> Exercise: Nothing less than an exact copy of all the records is required.

> Provided records:
____

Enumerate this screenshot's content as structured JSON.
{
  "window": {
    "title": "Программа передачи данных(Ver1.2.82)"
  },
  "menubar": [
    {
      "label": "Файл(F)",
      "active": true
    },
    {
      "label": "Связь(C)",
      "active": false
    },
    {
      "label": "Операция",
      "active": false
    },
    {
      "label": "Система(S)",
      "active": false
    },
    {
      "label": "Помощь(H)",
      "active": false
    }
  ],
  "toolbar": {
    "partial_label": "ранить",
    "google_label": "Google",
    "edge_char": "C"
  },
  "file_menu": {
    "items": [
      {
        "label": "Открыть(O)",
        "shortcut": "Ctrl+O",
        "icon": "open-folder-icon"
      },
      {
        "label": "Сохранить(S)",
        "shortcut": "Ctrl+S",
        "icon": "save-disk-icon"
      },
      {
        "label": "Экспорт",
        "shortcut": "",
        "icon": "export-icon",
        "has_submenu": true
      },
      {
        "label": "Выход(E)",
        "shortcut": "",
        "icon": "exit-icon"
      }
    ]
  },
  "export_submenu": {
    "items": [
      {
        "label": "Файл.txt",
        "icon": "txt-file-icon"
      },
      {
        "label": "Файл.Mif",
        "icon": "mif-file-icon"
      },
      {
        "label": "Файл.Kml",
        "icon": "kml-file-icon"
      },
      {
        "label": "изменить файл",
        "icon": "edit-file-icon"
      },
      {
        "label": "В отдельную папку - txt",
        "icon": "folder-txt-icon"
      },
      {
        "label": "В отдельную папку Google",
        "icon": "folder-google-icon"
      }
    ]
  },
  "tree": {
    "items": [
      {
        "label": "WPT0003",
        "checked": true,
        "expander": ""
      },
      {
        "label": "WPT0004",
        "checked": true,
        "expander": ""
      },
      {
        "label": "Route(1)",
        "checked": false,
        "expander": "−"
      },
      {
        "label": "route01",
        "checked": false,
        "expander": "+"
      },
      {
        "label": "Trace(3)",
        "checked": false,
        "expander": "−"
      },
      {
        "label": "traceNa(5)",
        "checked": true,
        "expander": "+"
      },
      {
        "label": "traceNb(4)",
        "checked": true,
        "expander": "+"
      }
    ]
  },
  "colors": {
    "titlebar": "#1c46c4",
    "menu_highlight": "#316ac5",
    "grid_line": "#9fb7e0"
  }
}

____

> Solution:
Enumerate this screenshot's content as structured JSON.
{
  "window": {
    "title": "Программа передачи данных(Ver1.2.82)"
  },
  "menubar": [
    {
      "label": "Файл(F)",
      "active": true
    },
    {
      "label": "Связь(C)",
      "active": false
    },
    {
      "label": "Операция",
      "active": false
    },
    {
      "label": "Система(S)",
      "active": false
    },
    {
      "label": "Помощь(H)",
      "active": false
    }
  ],
  "toolbar": {
    "partial_label": "ранить",
    "google_label": "Google",
    "edge_char": "C"
  },
  "file_menu": {
    "items": [
      {
        "label": "Открыть(O)",
        "shortcut": "Ctrl+O",
        "icon": "open-folder-icon"
      },
      {
        "label": "Сохранить(S)",
        "shortcut": "Ctrl+S",
        "icon": "save-disk-icon"
      },
      {
        "label": "Экспорт",
        "shortcut": "",
        "icon": "export-icon",
        "has_submenu": true
      },
      {
        "label": "Выход(E)",
        "shortcut": "",
        "icon": "exit-icon"
      }
    ]
  },
  "export_submenu": {
    "items": [
      {
        "label": "Файл.txt",
        "icon": "txt-file-icon"
      },
      {
        "label": "Файл.Mif",
        "icon": "mif-file-icon"
      },
      {
        "label": "Файл.Kml",
        "icon": "kml-file-icon"
      },
      {
        "label": "изменить файл",
        "icon": "edit-file-icon"
      },
      {
        "label": "В отдельную папку - txt",
        "icon": "folder-txt-icon"
      },
      {
        "label": "В отдельную папку Google",
        "icon": "folder-google-icon"
      }
    ]
  },
  "tree": {
    "items": [
      {
        "label": "WPT0003",
        "checked": true,
        "expander": ""
      },
      {
        "label": "WPT0004",
        "checked": true,
        "expander": ""
      },
      {
        "label": "Route(1)",
        "checked": false,
        "expander": "−"
      },
      {
        "label": "route01",
        "checked": false,
        "expander": "+"
      },
      {
        "label": "Trace(3)",
        "checked": false,
        "expander": "−"
      },
      {
        "label": "traceNa(5)",
        "checked": true,
        "expander": "+"
      },
      {
        "label": "traceNb(4)",
        "checked": true,
        "expander": "+"
      }
    ]
  },
  "colors": {
    "titlebar": "#1c46c4",
    "menu_highlight": "#316ac5",
    "grid_line": "#9fb7e0"
  }
}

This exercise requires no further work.